R. Kelly's video closet
TONY celebrates the embattled soul star's greatest---and strangest---visual victories.
Mon Jun 27 2011
Photograph: Jeremy Rall
It's become fashionable among music pundits to call an oddball pop artist like R. Kelly "brilliant" and "genius," terms of praise soaked in mocking irony. But to judge the Chicago R&B superstar in that manner is both too easy and unfair. Kelly is indeed the author of a number of goofy, hypersexual songs ripe for parody—"Sex Planet," "Be My #2," "I Like the Crotch on You," "Half on a Baby"...need we continue?—and has also constructed one of music's most bizarre personal lives. Yet there's no denying his knack for indelible hooks or unshakable commitment to his ideas, no matter how outlandish. In his latest video, "Radio Message" (from last year's throwback LP, Love Letter), a heartsick Kels phones a radio station and unfurls a song meant for the ears of his ex—who just happens to be listening in a car across town. (If Kels called Hot 97 weekly to do this, we could delete our iTunes folders.) The clip is a jewel among a singular visual oeuvre; though it's free of the outright ribaldry for which Kelly has been often caricatured, it's undeniably fun all the same. As a tribute to this week's gig in Jersey, here are five top R. Kelly videos—and remember, there are no wrong choices, only dozens of correct combinations.
"I Believe I Can Fly" (1996)
Though Kelly recorded this song for the '90s pop-culture orgasm that is the 1996 film Space Jam—in which Michael Jordan teamed up with various Looney Tunes characters and an uncredited Bill Murray to hoop against a squad that featured cartoon alien-mutant versions of Charles Barkley and Patrick Ewing—the video is one of the more sober clips in the Kelly archives, and strikingly bereft of sexual overtones, save for a couple scenes of Bugs and a female rabbit snuggling. Kelly still manages to conduct a choir joyously and wear a zebra-print coat and pants—though mysteriously never at the same time.
"Trapped in the Closet" (2005)
Surely the most famous video in the Kelly canon, this infidelity opus in 22 chapters caroms into increasingly bizarre corners. The early portion spells out a relatively tight cuckolding drama; its accompanying edit, "Trapped in the Closet Chapters 1--5," is a highly listenable song that got plenty of burn on the radio. The honeymoon doesn't last: "Trapped in the Closet" quickly tumbles into to the narrative's bat-shit back end, which involves more cheating, a midget, a nonsensical revenge plot, widespread HIV contamination (referred to as "the package," for some reason) among the pimping ranks, and Michael K. Williams. It remains the pinnacle of weird for a decade of music videos; no one else even came close.
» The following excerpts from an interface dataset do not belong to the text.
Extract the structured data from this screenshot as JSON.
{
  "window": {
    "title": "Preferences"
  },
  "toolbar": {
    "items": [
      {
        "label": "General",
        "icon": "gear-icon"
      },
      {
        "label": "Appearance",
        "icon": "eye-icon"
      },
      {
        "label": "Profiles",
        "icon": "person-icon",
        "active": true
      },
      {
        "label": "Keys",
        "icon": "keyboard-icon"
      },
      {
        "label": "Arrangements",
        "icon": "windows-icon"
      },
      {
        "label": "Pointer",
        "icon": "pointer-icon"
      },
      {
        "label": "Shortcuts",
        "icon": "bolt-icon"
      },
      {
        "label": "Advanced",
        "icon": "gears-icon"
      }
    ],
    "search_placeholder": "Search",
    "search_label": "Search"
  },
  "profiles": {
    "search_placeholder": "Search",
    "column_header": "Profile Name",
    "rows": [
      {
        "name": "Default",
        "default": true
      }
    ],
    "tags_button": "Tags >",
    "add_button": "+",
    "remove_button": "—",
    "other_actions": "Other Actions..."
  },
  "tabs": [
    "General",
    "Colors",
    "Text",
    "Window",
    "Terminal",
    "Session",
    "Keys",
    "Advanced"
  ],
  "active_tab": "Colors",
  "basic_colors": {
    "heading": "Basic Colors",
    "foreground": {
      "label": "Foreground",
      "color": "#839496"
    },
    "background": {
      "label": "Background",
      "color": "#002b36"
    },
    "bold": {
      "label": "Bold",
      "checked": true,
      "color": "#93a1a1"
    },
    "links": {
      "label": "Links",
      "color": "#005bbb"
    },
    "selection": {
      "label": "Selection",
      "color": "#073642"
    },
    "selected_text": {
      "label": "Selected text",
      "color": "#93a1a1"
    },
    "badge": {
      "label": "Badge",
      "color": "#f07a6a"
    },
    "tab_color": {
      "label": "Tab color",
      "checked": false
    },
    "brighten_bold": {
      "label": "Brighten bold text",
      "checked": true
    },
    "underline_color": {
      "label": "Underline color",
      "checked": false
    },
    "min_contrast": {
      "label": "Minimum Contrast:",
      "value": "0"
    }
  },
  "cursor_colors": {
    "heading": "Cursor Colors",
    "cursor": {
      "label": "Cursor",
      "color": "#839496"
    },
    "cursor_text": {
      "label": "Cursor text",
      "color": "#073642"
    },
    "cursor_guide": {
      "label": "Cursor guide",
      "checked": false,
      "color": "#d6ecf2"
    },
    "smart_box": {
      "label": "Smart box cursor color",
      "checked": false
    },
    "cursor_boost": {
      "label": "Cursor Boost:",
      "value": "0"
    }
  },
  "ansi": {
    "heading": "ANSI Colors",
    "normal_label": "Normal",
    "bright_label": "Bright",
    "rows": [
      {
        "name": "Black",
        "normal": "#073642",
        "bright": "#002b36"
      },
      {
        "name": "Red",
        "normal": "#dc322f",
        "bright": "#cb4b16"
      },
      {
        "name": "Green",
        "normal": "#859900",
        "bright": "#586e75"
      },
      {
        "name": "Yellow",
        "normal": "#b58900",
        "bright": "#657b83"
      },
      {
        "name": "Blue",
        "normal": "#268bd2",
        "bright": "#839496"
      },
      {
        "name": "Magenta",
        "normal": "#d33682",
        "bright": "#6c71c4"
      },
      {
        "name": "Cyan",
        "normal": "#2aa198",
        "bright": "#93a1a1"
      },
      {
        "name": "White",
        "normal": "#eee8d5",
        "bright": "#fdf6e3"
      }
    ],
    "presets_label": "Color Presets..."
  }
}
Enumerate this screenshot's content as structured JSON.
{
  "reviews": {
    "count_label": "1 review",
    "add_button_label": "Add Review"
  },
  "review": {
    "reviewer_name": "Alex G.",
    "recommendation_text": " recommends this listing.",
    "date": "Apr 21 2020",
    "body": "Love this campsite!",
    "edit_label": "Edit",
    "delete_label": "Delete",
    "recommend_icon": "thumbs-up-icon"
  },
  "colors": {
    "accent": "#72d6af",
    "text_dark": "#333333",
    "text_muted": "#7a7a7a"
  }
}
Perhaps they heeded the word of Williams's most famous television character, Omar: "If you come at the king, you best not miss!"
"Ignition (Remix)" (2003)
Dave Chappelle's "Piss on You (Remix)" had some fun with Kelly's notorious sex-tape trial, and perhaps the parody is the more recognizable piece of pop culture. But Kelly's original is a good representation of his more-moderate output, including partying-excess--centric clips like "Fiesta" and "I'm a Flirt." Among this oeuvre, "Ignition (Remix)" remains a highly notable digest.
"Same Girl" (2007)
The central conceit of "Same Girl" is simple: Kelly and Usher have been macking independently, and unfortunately, the target of their passions might well be the same girl. Ush: "Does she got a kid?" Kels: "Yep." Ush: "Love some Waffle House?" Kels: "Yep." Ush: "Do she got a beauty mark on the left side of her mouth?" Kels: "Man!" Though the song, as scripted, suggests that the girl is double-timing, the video offers a delightful twist ending worthy of Hitchcock—or at least Shyamalan. (Spoiler alert: Twins!)
"Real Talk" (2007)
"I've decided to do this shit, 'Real Talk,' on YouTube because I think it's a great song even though there's a lot of profanity in it," Kelly proclaims at the onset of this video, continuing: "But the profanity represents just how real shit gets when you're arguing with your girl." And although that's quite the way to set the tone for a video, it's arguably the most boring part; Kels' aggravated conversation with his girl—punctuated, of course, with the phrase real talk, to make sure everyone knows just how real it's getting, is one of the best things on YouTube. As the title indicates, stuff gets really, really real as "Real Talk" surges into its climax.
Prudential Center; Thu 30;